Oliver's labour of carpentry & embroidery
This seems to be an important distinction to draw out. The heavy-labour of the philosophical carpenter, with his now exhausted hammer, properness of bearing and knowledge that is concentrated in each blow. This stands against embellishment: dextrous fingers, brevity and a sedentary patience. Not really two regimes of knowledge, but rather two contrasting figures of practice drawn out of an experience of the world.

Tied to one body of thought however, each practice draws out methods of philosophical work. The lugubrious and the diaphanous. One sets both feet stolidly, the other meanders. Stepping beyond the gendered or the theistic, there is something of use in this tension between the structured and the decorative.

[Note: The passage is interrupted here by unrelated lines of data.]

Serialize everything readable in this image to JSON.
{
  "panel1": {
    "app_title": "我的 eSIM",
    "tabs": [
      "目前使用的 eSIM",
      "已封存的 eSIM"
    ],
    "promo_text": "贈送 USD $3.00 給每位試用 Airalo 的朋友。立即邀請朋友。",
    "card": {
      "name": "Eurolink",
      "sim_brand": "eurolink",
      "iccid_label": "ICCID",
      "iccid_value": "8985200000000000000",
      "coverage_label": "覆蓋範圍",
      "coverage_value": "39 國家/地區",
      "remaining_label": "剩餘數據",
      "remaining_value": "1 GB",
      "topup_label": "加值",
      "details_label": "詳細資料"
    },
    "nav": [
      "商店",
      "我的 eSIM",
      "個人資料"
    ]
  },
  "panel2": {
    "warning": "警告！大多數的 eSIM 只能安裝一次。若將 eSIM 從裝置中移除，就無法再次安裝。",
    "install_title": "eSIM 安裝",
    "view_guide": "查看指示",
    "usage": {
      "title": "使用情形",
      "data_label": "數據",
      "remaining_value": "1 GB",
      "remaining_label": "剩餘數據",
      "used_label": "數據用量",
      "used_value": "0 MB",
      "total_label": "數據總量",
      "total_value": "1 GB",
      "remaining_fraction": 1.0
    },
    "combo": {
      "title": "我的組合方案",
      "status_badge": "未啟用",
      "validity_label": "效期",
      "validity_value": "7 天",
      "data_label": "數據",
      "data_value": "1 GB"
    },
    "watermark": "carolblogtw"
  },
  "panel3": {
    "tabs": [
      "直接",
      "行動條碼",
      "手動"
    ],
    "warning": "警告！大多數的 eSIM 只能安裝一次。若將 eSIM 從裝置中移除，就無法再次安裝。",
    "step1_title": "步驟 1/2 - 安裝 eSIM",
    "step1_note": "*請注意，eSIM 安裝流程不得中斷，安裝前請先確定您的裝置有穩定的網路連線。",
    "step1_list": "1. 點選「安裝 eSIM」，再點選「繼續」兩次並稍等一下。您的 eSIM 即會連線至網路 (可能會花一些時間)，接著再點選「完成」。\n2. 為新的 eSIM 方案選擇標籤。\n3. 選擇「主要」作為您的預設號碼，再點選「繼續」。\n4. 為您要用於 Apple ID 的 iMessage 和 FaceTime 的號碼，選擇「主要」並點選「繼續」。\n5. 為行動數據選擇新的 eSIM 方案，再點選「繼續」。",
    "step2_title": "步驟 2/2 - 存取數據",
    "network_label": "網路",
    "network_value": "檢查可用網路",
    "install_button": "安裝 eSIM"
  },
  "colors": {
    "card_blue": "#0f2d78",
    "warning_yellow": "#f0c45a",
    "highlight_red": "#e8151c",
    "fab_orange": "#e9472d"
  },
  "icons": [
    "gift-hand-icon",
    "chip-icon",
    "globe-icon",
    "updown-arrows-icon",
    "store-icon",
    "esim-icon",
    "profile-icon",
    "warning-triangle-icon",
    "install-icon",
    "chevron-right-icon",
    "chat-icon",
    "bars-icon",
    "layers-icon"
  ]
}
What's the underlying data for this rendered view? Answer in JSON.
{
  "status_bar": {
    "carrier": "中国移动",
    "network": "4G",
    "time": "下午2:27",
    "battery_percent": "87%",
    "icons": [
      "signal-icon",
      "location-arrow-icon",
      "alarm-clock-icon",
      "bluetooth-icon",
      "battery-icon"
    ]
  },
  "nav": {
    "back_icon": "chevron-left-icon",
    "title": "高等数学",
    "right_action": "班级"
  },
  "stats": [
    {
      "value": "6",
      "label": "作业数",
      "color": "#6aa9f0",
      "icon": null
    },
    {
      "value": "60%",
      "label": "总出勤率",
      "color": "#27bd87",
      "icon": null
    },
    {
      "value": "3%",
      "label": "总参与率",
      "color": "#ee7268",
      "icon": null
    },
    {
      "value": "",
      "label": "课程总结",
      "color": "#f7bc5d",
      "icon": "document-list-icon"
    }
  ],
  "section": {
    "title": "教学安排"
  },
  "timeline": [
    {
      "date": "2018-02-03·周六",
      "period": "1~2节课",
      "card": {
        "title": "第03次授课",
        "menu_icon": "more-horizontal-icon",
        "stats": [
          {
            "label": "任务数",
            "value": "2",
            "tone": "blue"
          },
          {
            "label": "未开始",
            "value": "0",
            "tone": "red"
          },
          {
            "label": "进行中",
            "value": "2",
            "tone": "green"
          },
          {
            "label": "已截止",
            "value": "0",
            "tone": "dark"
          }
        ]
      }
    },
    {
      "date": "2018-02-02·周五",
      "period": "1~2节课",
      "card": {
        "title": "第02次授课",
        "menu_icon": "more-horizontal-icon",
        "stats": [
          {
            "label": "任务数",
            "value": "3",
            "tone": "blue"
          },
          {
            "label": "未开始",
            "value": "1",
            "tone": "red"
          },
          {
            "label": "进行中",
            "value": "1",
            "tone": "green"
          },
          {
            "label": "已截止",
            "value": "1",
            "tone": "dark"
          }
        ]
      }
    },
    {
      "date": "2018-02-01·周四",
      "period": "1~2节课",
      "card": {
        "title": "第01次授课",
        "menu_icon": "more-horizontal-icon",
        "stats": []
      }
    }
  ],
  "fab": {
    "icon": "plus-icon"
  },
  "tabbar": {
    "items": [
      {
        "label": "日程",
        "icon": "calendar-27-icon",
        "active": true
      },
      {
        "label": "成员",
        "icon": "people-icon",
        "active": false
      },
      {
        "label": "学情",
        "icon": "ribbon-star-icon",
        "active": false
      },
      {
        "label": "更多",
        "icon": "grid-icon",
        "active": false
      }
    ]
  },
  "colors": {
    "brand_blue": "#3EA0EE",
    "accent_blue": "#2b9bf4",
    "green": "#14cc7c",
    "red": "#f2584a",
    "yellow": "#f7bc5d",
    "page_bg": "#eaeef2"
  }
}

The carpenter’s structure is built within a set of acknowledged practice, from drawn up plans perhaps. The structure is measured. Precision is courted through equipment. The decorative can refuse this for a minimum of technique and an opening for the improvised. One can distinguish the use of philosophy here as distributed between two of many possible models. It is not really a question of philosophical rigour then, but a question of the rightness of technique and of getting things done.

Joseph Fletcher